Which of the lines below hold "Amount"? Please return each one.

(Element data from apps and pages)
#####

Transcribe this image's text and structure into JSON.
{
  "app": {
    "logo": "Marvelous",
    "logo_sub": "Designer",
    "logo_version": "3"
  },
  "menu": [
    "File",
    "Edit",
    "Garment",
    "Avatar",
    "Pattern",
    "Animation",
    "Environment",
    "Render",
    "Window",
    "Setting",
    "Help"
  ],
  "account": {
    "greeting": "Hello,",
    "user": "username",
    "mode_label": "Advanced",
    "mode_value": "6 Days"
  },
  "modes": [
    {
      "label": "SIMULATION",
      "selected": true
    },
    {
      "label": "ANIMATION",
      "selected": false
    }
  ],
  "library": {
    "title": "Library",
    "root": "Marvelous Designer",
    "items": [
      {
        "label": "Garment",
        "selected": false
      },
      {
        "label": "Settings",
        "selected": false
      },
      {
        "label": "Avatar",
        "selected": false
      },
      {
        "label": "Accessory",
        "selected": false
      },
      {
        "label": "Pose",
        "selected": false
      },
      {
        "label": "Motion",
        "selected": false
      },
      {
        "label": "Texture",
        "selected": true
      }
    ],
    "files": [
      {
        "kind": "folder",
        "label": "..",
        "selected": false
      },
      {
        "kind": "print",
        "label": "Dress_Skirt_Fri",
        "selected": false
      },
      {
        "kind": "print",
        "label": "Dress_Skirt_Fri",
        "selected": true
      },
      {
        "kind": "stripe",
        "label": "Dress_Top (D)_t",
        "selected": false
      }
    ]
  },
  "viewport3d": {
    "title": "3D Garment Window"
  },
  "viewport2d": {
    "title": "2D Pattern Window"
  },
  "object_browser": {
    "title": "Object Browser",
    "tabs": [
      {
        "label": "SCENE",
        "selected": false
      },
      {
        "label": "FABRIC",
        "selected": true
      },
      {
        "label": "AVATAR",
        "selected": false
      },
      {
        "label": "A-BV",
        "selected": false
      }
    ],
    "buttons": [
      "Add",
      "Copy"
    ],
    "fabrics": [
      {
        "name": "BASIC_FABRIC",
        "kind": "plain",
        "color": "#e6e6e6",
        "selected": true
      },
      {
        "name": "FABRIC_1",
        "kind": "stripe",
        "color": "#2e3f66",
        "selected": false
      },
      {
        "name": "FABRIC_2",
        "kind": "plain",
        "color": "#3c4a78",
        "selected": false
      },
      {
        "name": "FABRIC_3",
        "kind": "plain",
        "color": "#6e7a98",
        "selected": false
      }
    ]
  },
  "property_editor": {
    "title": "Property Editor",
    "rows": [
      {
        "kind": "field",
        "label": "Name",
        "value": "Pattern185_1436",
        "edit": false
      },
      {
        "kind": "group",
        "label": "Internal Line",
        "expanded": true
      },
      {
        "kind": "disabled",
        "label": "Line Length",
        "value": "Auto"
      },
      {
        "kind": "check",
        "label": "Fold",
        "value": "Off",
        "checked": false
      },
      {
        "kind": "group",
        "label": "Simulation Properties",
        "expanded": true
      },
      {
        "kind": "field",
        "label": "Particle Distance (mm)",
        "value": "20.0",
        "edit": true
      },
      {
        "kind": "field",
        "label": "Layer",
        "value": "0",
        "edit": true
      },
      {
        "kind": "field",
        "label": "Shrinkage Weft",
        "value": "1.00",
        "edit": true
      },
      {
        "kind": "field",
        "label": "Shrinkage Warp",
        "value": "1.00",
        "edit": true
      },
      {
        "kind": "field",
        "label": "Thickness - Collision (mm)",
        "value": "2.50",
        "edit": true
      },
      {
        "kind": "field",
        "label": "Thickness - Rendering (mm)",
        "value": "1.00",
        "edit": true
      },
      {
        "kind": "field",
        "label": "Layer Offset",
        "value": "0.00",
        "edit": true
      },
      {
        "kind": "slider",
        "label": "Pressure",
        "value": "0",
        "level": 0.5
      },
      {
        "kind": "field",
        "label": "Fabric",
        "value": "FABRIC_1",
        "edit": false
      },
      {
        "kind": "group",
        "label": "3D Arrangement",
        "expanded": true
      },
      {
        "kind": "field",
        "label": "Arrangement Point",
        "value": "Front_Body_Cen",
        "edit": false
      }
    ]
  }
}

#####

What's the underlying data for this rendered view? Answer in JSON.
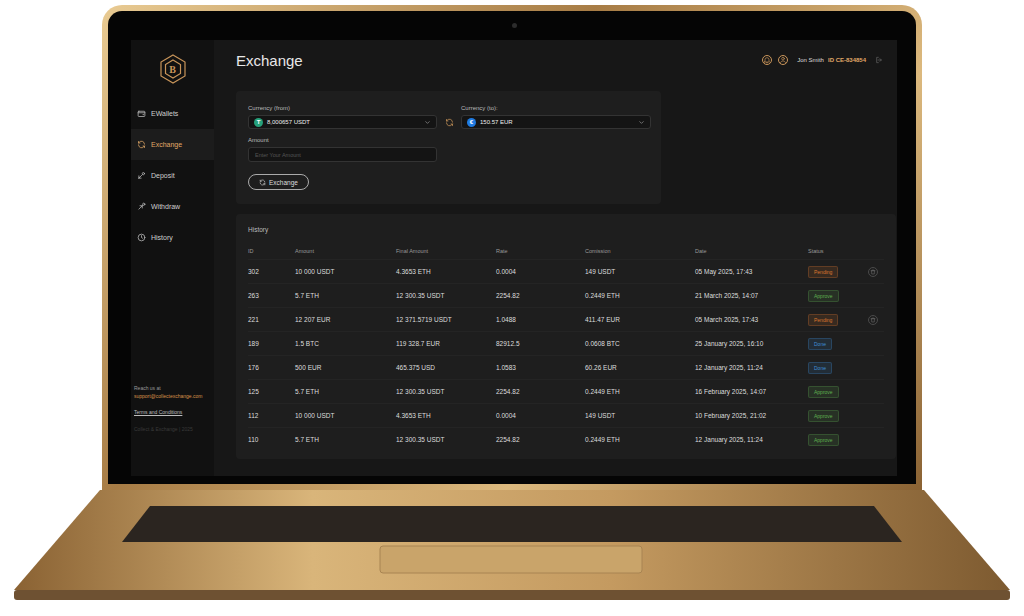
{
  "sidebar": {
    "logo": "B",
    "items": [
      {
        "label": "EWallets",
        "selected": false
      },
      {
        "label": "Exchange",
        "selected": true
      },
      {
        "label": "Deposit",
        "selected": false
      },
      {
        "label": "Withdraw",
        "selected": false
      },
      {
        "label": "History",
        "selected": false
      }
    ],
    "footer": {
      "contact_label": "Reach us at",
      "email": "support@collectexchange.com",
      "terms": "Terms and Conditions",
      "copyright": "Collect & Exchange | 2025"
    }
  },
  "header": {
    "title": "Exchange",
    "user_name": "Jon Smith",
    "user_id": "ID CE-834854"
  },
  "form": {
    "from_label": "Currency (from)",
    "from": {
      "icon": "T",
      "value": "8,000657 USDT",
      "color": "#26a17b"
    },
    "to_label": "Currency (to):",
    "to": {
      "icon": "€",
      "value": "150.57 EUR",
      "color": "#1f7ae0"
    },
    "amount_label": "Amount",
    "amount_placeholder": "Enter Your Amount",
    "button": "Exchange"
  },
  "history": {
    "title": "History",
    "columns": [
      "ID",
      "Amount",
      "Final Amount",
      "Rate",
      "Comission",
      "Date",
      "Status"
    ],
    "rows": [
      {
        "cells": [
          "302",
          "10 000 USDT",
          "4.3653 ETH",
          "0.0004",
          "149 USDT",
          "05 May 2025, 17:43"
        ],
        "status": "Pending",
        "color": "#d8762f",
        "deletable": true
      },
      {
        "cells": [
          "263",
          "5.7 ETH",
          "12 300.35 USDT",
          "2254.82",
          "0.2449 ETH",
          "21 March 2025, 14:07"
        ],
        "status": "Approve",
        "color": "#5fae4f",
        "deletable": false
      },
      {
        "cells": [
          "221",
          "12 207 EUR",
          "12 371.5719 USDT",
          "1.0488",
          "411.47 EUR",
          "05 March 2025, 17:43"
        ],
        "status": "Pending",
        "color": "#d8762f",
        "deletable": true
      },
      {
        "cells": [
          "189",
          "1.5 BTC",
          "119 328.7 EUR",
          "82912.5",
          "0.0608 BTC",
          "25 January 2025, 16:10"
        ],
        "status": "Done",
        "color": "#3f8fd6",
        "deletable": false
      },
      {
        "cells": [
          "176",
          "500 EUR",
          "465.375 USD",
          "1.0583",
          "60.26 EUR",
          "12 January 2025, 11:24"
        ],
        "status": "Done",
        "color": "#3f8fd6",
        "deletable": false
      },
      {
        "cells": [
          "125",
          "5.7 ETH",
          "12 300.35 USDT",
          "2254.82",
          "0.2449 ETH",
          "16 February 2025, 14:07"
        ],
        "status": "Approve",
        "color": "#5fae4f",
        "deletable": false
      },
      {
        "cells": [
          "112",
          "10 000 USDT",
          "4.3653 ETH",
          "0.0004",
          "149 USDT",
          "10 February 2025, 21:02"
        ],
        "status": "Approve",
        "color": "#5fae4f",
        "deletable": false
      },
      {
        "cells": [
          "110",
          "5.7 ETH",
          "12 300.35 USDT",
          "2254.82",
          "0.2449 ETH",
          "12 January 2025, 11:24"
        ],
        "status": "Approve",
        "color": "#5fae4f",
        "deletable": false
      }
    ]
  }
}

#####

- Exercise solution:
    "amount_label": "Amount",
    "amount_placeholder": "Enter Your Amount",
      "Amount",
      "Final Amount",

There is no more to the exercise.